Monday, 19 September 2011

1981: Salman Rushdie's 'Midnight's Children'

I shall begin at what was my beginning. On recommendation from several well informed friends and my watching of a documentary about Salman Rushdie on BBC 4 at some unsavoury hour, I decided to give this mammoth tale a go. I was becoming increasingly interested in Indian culture but was all too aware that this interest was growing through English vernacular and British eyes; my experience of this fascinating culture stretched as far as Blue Peter's annual summer expedition, Bend it Like Beckham and Meet the Magoons. The latter of which nobody remembers so I am forced to assume I imagined it, my desperate intrigue for Indian culture manifesting as a jovial channel 4 series about Indian men singing in the back of a car. If you have any recollection of this, please put me out of my misery. Midnight's Children, the story of a boy's personal history enmeshed with the history of India as a nation, seemed the perfect place to start. Plus Salman Rushdie makes a cameo in Bridget Jones so I knew I was on to a winner. Forgive me for the oncoming sparsity of detail, I read the novel over a year ago and it being so turgid and nuanced, I can only attempt to do it justice. 

Saleem Sinai is Rushdie's preferred and chronicled midnight's child. As the clock strikes twelve on August 15th, 1947, Saleem's modest birth is thoroughly upstaged by that of the newly partitioned India, whose conception matches to the minute that of the baby boy. They are thrown together; birth brothers from separate and quite different wombs but brothers nonetheless. They are to be irrevocably twinned forever, each rise and fall of one scaled to mirror the other and through Saleem's eyes, a provincial yet psychedelic personal journey is locally and globally mapped, India's equivalent tale existing adjacent to Saleem's. But Saleem is not the only child to have been born at this moment: thousands of children are flung together, telepathically connected by their inextricable foundations in Indian heritage. These children all have special traits and magic powers, India's womb providing them with tools for survival in a new world. Each character, significant or not, is provided with every bone to their skeleton, birthmarks, bizarre charm and a uniqueness that only the most perceptive and imaginative author could have possibly conceived. The tangle of accurate dated occurrences and the deliciously fictitious stories of how such history came about is sensational and unequivocally witty: Rushdie crafts literary illusions and forges historical trickery. 'Magic Realism', the pivotal theme and genre, is primarily the fuel and fire of the narrative and continually forces the reader to reassess what must be deemed fact and what fiction.
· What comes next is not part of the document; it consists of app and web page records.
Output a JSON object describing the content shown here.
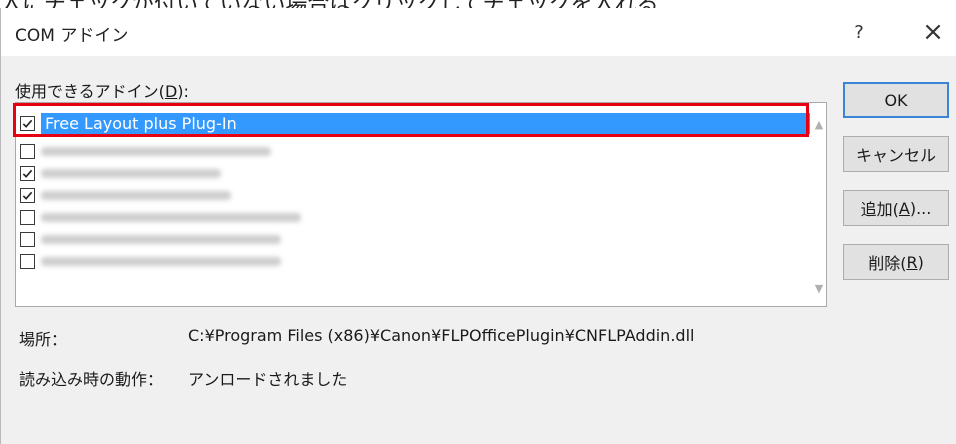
{
  "top_caption": "入にチェックが付いていない場合はクリックしてチェックを入れる",
  "dialog": {
    "title": "COM アドイン",
    "help_label": "?",
    "close_label": "×"
  },
  "list": {
    "label_prefix": "使用できるアドイン(",
    "label_key": "D",
    "label_suffix": "):",
    "items": [
      {
        "label": "Free Layout plus Plug-In",
        "checked": true,
        "selected": true
      },
      {
        "label": "",
        "checked": false,
        "selected": false
      },
      {
        "label": "",
        "checked": true,
        "selected": false
      },
      {
        "label": "",
        "checked": true,
        "selected": false
      },
      {
        "label": "",
        "checked": false,
        "selected": false
      },
      {
        "label": "",
        "checked": false,
        "selected": false
      },
      {
        "label": "",
        "checked": false,
        "selected": false
      }
    ]
  },
  "buttons": {
    "ok": "OK",
    "cancel": "キャンセル",
    "add_prefix": "追加(",
    "add_key": "A",
    "add_suffix": ")...",
    "remove_prefix": "削除(",
    "remove_key": "R",
    "remove_suffix": ")"
  },
  "info": {
    "location_label": "場所：",
    "location_value": "C:¥Program Files (x86)¥Canon¥FLPOfficePlugin¥CNFLPAddin.dll",
    "behavior_label": "読み込み時の動作：",
    "behavior_value": "アンロードされました"
  },
  "colors": {
    "selection": "#3399ff",
    "highlight_frame": "#e60012",
    "dialog_bg": "#f0f0f0"
  }
}
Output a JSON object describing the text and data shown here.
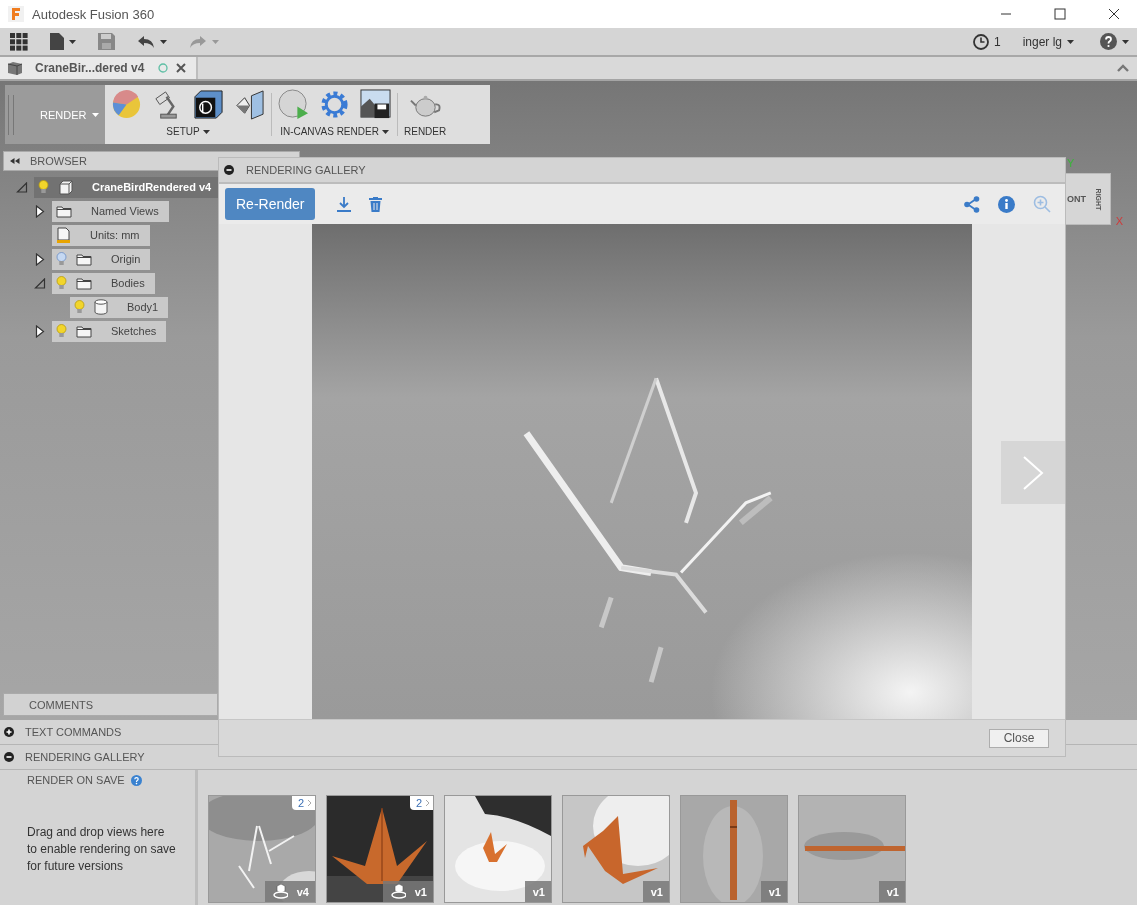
{
  "window": {
    "title": "Autodesk Fusion 360"
  },
  "quick_access": {
    "job_count": "1",
    "user": "inger lg"
  },
  "document_tab": {
    "title": "CraneBir...dered v4",
    "selected": true
  },
  "toolbar": {
    "workspace": "RENDER",
    "groups": [
      {
        "label": "SETUP",
        "has_menu": true
      },
      {
        "label": "IN-CANVAS RENDER",
        "has_menu": true
      },
      {
        "label": "RENDER",
        "has_menu": false
      }
    ]
  },
  "browser": {
    "title": "BROWSER",
    "tree": [
      {
        "label": "CraneBirdRendered v4",
        "kind": "component",
        "expanded": true,
        "visible": true,
        "selected": true,
        "children": [
          {
            "label": "Named Views",
            "kind": "folder",
            "expanded": false,
            "selected": false
          },
          {
            "label": "Units: mm",
            "kind": "units",
            "selected": false
          },
          {
            "label": "Origin",
            "kind": "folder",
            "expanded": false,
            "visible": false,
            "selected": false
          },
          {
            "label": "Bodies",
            "kind": "folder",
            "expanded": true,
            "visible": true,
            "selected": false,
            "children": [
              {
                "label": "Body1",
                "kind": "body",
                "visible": true,
                "selected": false
              }
            ]
          },
          {
            "label": "Sketches",
            "kind": "folder",
            "expanded": false,
            "visible": true,
            "selected": false
          }
        ]
      }
    ]
  },
  "viewcube": {
    "front": "ONT",
    "right": "RIGHT",
    "y_axis": "Y",
    "x_axis": "X"
  },
  "comments": {
    "title": "COMMENTS"
  },
  "panels": [
    {
      "title": "TEXT COMMANDS",
      "expanded": false
    },
    {
      "title": "RENDERING GALLERY",
      "expanded": true
    }
  ],
  "render_on_save": {
    "title": "RENDER ON SAVE",
    "hint": "Drag and drop views here to enable rendering on save for future versions"
  },
  "thumbnails": [
    {
      "kind": "picture",
      "count": "2",
      "version": "v4",
      "render_on_save": true
    },
    {
      "kind": "picture",
      "count": "2",
      "version": "v1",
      "render_on_save": true
    },
    {
      "kind": "picture",
      "version": "v1",
      "render_on_save": false
    },
    {
      "kind": "picture",
      "version": "v1",
      "render_on_save": false
    },
    {
      "kind": "picture",
      "version": "v1",
      "render_on_save": false
    },
    {
      "kind": "picture",
      "version": "v1",
      "render_on_save": false
    }
  ],
  "dialog": {
    "title": "RENDERING GALLERY",
    "rerender": "Re-Render",
    "close": "Close"
  }
}
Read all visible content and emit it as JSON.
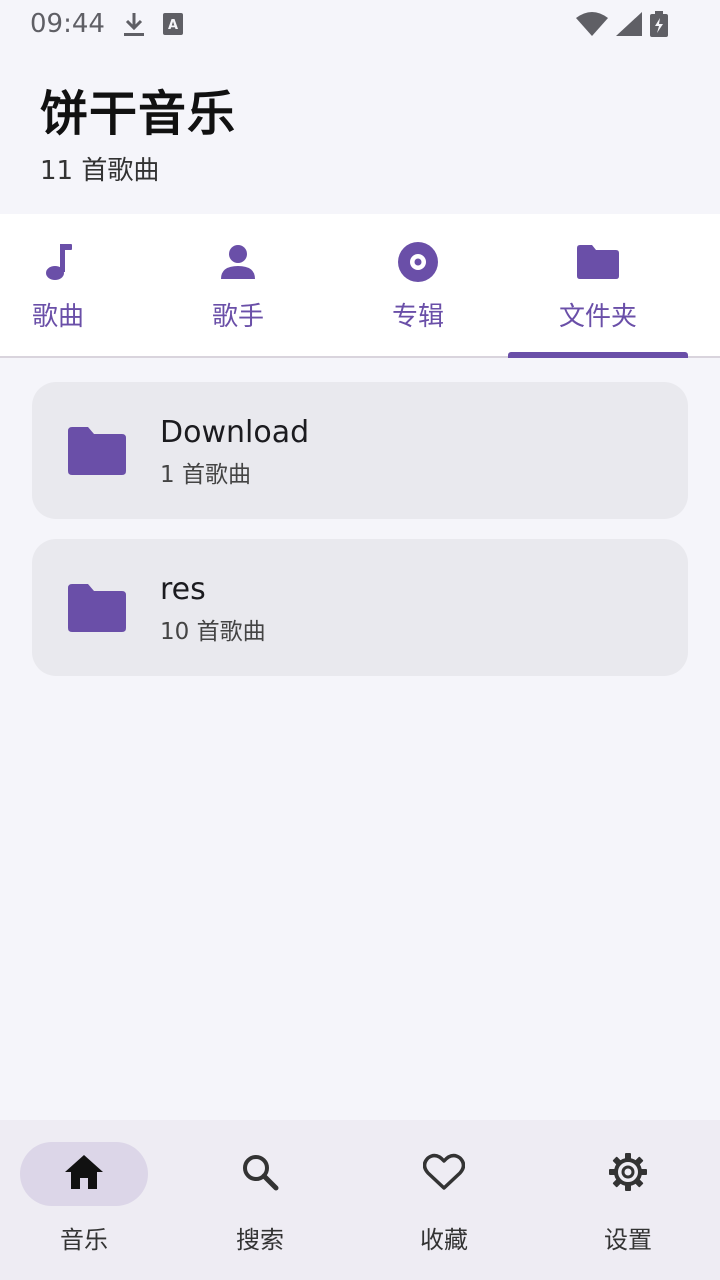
{
  "status_bar": {
    "time": "09:44",
    "icons": [
      "download-icon",
      "keyboard-a-icon",
      "wifi-icon",
      "signal-icon",
      "battery-icon"
    ]
  },
  "header": {
    "title": "饼干音乐",
    "subtitle": "11 首歌曲"
  },
  "tabs": [
    {
      "label": "歌曲",
      "icon": "music-note-icon"
    },
    {
      "label": "歌手",
      "icon": "person-icon"
    },
    {
      "label": "专辑",
      "icon": "album-icon"
    },
    {
      "label": "文件夹",
      "icon": "folder-icon",
      "selected": true
    }
  ],
  "folders": [
    {
      "name": "Download",
      "count": "1 首歌曲"
    },
    {
      "name": "res",
      "count": "10 首歌曲"
    }
  ],
  "bottom_nav": [
    {
      "label": "音乐",
      "icon": "home-icon",
      "active": true
    },
    {
      "label": "搜索",
      "icon": "search-icon"
    },
    {
      "label": "收藏",
      "icon": "heart-icon"
    },
    {
      "label": "设置",
      "icon": "gear-icon"
    }
  ],
  "colors": {
    "accent": "#6a4fa8",
    "background": "#f5f5fa",
    "card": "#e9e9ee",
    "nav_background": "#eeecf3",
    "nav_active_pill": "#dcd6e8"
  }
}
More often than not, the fiction reigns as the more believable. 

To his bride to be, Saleem orally uncrumples the creased and blotted map that is his life and with her we are welcomed, jostled, spat upon, sold into, fight for, cry for, laugh at and get reincarnated into a little piece of a big continent. India is undoubtedly the leading lady of this story. No longer merely a few grid points upon an atlas, she emerges as a living, breathing entity. A person. She has a pulsating heart, disoriented and clamouring hands, a furrowed brow and darting eyes. Her wild politics, rogue inhabitants and technicolour flesh is so beautifully logged, it's the most engaging and genuinely thigh-tinglingly exciting book I have ever read.

I shall say no more; my recollection is insufficient and you should save time by simply starting to read the thing for yourself. I insist. It's not one to be taken lightly and will be a slog for most - what did you expect, it's the story of an entire country? - but one you will thoroughly enjoy and cherish. 

Did it deserve the Booker? Definitely. 
Has there been one better since? If so, I haven't read it yet.

Saturday, 17 September 2011


I am an awful critic. I have not the brash nature nor the literary expertise to equip me with fundamentally essential reviewing skills. I am unable to articulate my analysis in any concise or comprehensive manner. And yet I embark on this somewhat soggy challenge with honesty and intrigue and hope that if nothing else, I persuade my one or two readers to read something otherwise unread and I may spare my one or two readers from reading a book unreadable. I will gladly take the bullet in my quest for literary enlightenment. So, as dear lecturer Stephen Bending would say: onwards!